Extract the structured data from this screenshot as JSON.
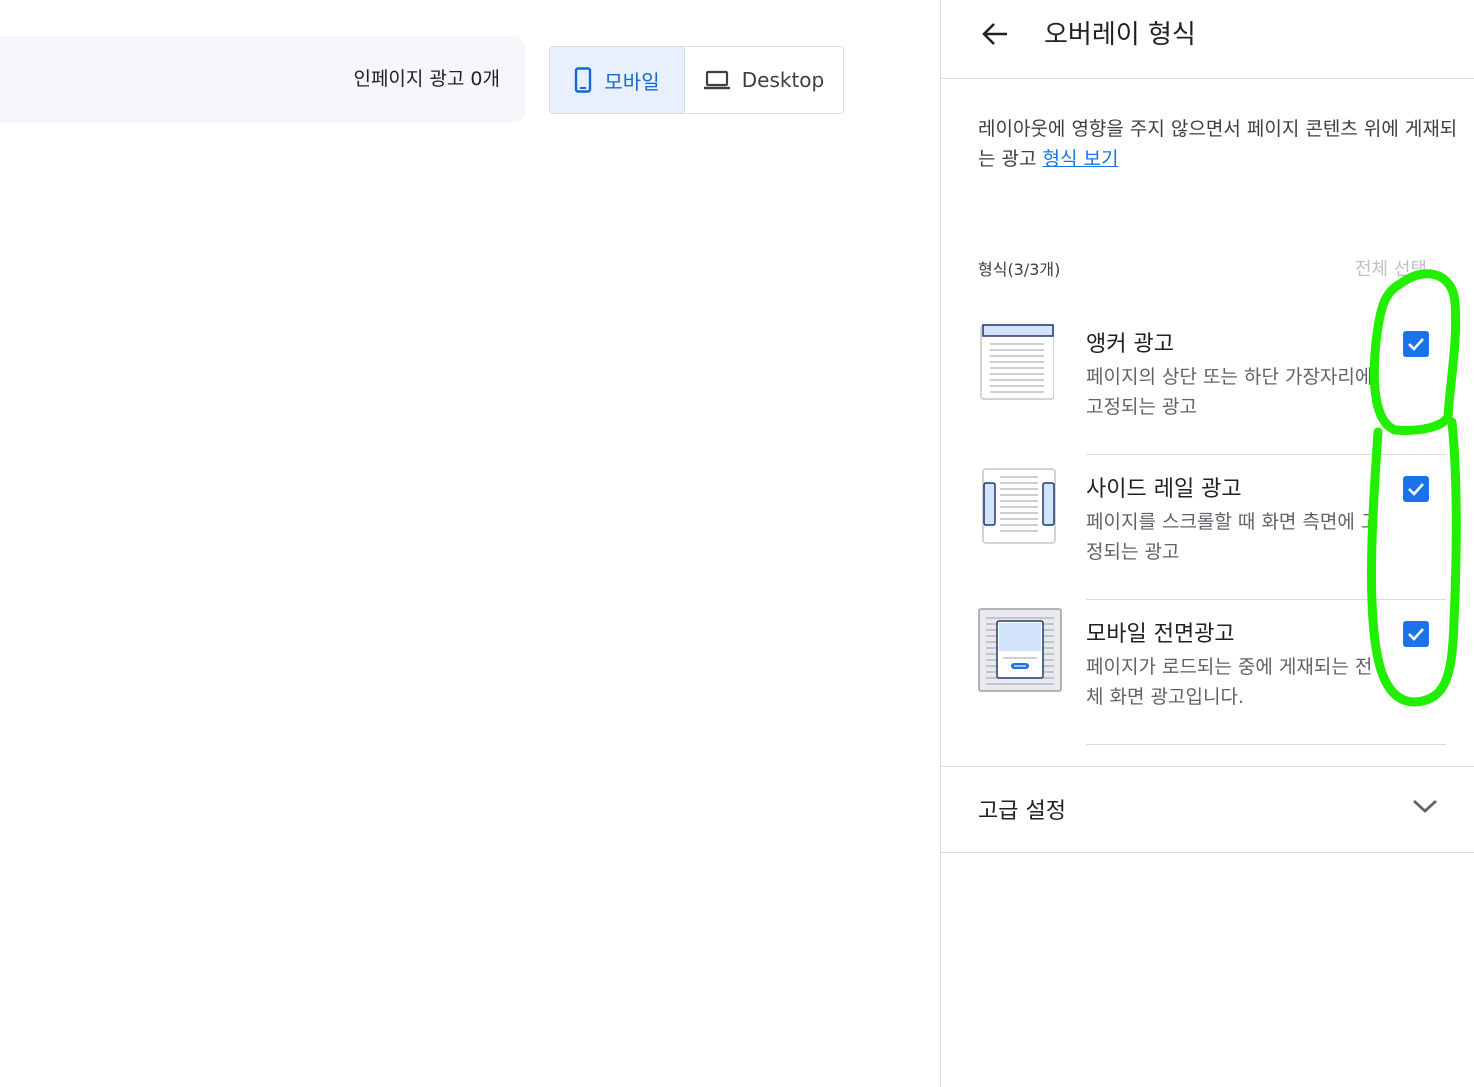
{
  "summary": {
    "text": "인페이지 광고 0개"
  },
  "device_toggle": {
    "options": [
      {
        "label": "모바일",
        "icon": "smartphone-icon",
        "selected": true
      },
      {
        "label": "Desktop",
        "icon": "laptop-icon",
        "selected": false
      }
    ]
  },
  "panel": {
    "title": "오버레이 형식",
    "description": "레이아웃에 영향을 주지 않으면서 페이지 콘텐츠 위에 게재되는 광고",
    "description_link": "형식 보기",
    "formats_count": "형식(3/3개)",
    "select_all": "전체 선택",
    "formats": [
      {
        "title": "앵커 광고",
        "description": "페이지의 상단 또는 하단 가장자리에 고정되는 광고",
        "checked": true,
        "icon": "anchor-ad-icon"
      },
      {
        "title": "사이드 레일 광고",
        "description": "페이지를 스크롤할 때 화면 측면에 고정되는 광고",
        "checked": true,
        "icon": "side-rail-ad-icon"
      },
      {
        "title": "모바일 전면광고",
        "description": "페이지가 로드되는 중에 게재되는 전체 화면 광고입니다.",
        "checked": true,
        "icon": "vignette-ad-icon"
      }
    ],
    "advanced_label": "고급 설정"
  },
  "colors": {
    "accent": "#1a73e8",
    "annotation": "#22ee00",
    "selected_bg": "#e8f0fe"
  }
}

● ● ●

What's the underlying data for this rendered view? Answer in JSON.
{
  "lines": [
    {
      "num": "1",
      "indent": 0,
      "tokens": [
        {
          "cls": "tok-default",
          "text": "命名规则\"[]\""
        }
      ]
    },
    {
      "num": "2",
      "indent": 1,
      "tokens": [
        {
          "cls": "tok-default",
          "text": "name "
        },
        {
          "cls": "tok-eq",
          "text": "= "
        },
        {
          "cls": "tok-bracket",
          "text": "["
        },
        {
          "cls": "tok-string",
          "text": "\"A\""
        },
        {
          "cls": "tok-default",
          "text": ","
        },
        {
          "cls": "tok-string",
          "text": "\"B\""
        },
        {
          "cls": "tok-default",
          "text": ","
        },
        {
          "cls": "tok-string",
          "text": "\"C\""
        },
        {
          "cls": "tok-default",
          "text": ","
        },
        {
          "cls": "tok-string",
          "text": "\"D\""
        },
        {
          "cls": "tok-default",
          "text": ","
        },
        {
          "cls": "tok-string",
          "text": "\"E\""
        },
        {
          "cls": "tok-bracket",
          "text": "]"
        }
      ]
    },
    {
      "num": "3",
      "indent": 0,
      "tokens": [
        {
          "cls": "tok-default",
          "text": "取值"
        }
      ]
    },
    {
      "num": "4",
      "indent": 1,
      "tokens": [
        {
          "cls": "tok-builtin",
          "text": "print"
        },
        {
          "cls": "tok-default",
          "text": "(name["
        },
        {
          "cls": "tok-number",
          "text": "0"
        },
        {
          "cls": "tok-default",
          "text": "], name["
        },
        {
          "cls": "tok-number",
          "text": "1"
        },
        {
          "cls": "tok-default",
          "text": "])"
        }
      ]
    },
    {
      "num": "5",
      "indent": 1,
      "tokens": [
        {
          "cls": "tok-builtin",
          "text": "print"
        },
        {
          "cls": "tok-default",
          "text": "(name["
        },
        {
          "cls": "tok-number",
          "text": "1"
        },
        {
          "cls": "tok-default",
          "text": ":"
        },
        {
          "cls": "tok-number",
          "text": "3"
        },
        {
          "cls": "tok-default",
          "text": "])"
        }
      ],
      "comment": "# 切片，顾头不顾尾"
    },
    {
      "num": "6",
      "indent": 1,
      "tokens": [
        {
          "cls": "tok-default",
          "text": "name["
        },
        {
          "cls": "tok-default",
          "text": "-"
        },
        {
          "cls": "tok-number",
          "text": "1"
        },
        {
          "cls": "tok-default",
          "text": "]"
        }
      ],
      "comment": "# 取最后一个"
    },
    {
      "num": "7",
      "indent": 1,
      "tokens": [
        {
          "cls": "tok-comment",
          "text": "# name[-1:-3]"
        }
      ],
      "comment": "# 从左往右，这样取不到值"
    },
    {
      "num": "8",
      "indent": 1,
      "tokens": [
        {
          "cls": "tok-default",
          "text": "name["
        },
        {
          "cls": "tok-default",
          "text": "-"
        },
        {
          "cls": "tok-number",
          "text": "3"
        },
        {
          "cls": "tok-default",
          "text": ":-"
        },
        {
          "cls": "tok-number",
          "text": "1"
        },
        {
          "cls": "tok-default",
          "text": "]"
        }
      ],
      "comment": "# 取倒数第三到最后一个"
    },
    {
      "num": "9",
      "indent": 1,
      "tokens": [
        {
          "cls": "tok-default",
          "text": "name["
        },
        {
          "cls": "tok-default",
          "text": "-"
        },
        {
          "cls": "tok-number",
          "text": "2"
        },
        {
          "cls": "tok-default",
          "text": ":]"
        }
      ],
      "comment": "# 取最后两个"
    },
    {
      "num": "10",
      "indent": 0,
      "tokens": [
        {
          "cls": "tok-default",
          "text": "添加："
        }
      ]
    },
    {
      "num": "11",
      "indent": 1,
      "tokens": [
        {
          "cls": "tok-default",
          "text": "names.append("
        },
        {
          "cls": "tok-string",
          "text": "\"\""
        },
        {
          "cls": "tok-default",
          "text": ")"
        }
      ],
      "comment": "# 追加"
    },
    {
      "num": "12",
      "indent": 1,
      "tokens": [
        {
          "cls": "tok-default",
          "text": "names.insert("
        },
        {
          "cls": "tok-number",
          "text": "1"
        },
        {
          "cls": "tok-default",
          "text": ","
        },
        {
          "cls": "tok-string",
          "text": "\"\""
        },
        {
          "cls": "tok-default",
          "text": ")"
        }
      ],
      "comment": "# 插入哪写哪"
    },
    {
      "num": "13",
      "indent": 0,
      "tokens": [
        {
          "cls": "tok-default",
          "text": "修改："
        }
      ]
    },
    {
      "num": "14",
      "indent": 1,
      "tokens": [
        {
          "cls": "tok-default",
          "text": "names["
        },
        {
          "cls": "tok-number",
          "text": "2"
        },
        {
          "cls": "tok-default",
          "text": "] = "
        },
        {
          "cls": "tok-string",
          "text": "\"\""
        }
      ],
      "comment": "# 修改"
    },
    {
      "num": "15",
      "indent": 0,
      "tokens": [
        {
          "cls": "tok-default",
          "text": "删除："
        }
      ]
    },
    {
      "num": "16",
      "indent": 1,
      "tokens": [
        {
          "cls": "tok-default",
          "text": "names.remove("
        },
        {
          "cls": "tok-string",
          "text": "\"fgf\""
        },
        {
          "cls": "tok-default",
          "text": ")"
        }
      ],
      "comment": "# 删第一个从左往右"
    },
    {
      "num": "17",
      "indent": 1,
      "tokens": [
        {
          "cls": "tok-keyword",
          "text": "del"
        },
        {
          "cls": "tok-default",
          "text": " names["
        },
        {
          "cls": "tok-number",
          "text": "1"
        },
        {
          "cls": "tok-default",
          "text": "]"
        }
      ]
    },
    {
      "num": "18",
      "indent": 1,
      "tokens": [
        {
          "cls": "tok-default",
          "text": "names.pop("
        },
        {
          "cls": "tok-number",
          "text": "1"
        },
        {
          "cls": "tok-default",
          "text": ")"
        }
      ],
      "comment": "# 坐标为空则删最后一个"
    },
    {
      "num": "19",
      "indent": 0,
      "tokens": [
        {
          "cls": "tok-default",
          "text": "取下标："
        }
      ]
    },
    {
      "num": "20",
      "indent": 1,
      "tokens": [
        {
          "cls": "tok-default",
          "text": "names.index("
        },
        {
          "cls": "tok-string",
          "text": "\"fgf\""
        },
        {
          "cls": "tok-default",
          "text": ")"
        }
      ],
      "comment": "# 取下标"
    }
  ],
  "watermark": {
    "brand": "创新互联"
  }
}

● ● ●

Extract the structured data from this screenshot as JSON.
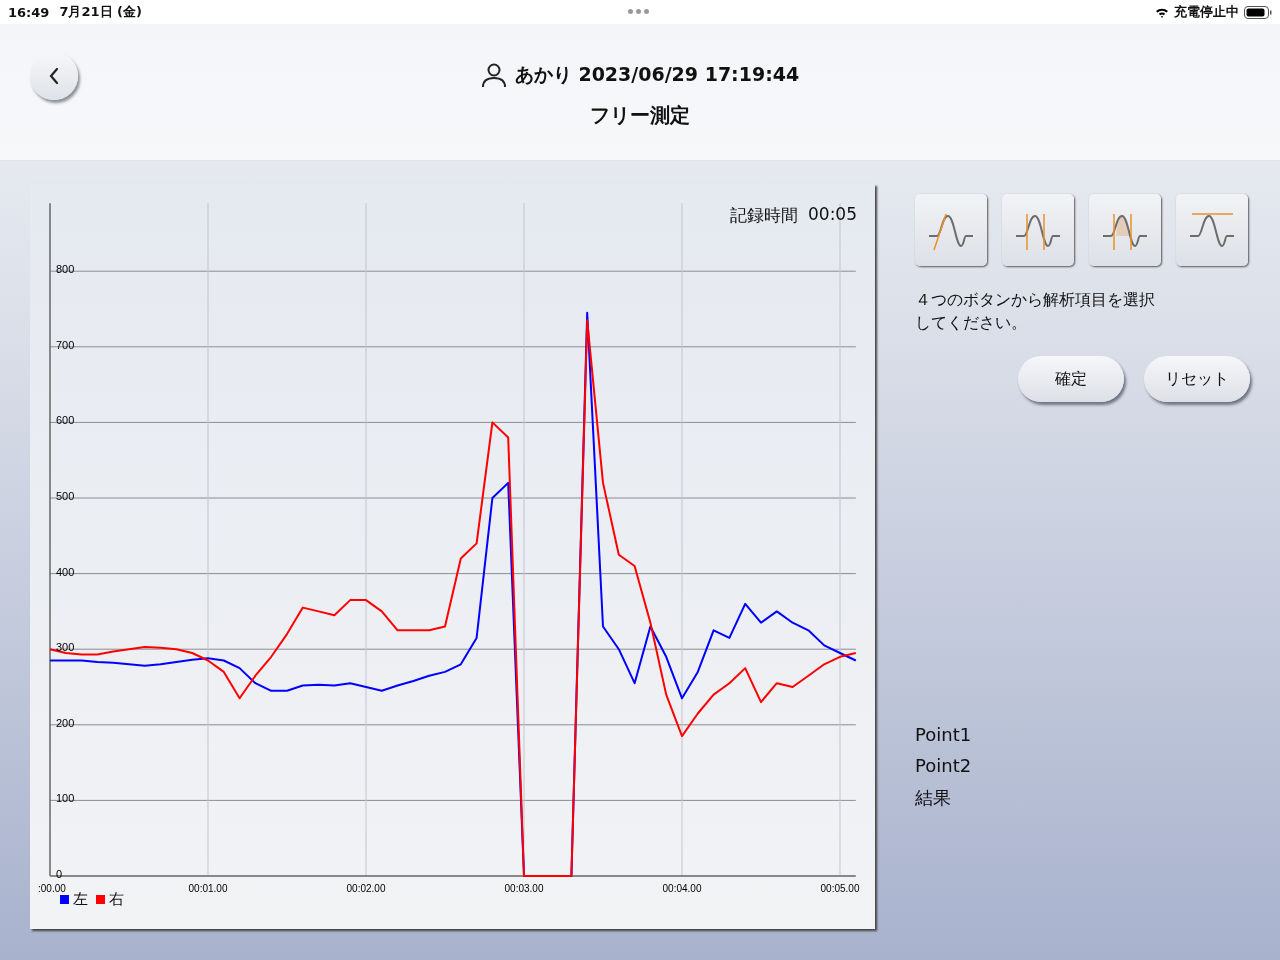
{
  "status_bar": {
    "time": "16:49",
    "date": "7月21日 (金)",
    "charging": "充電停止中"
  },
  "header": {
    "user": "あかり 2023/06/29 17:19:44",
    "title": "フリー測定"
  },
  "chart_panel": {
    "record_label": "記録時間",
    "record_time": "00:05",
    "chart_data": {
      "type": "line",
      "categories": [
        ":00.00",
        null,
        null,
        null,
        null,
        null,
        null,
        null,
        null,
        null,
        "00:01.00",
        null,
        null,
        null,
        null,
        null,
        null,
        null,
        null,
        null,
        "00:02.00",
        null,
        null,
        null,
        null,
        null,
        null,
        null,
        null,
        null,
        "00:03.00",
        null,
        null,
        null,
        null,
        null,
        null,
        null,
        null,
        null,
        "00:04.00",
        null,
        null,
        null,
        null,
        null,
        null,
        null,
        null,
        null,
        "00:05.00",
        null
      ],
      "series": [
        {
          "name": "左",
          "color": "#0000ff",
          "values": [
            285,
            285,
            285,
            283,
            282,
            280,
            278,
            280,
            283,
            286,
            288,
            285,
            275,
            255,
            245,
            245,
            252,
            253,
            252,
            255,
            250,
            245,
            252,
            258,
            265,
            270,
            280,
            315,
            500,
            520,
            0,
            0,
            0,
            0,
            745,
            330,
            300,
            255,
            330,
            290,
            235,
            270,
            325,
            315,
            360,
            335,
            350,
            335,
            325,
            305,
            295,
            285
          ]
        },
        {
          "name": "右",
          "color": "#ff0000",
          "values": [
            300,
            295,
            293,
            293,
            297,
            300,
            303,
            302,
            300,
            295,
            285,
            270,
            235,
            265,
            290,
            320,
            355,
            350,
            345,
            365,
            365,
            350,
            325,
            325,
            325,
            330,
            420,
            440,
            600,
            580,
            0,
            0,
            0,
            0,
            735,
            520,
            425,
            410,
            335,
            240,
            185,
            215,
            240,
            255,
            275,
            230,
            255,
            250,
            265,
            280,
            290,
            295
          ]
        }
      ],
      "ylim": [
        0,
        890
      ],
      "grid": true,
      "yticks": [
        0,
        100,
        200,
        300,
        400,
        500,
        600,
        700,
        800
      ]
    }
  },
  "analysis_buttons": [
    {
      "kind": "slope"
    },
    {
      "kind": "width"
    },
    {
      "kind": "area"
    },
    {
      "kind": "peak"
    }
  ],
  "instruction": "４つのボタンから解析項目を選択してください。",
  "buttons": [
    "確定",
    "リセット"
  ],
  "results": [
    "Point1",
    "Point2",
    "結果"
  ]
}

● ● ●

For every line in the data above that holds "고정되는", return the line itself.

        "description": "페이지의 상단 또는 하단 가장자리에 고정되는 광고",
        "description": "페이지를 스크롤할 때 화면 측면에 고정되는 광고",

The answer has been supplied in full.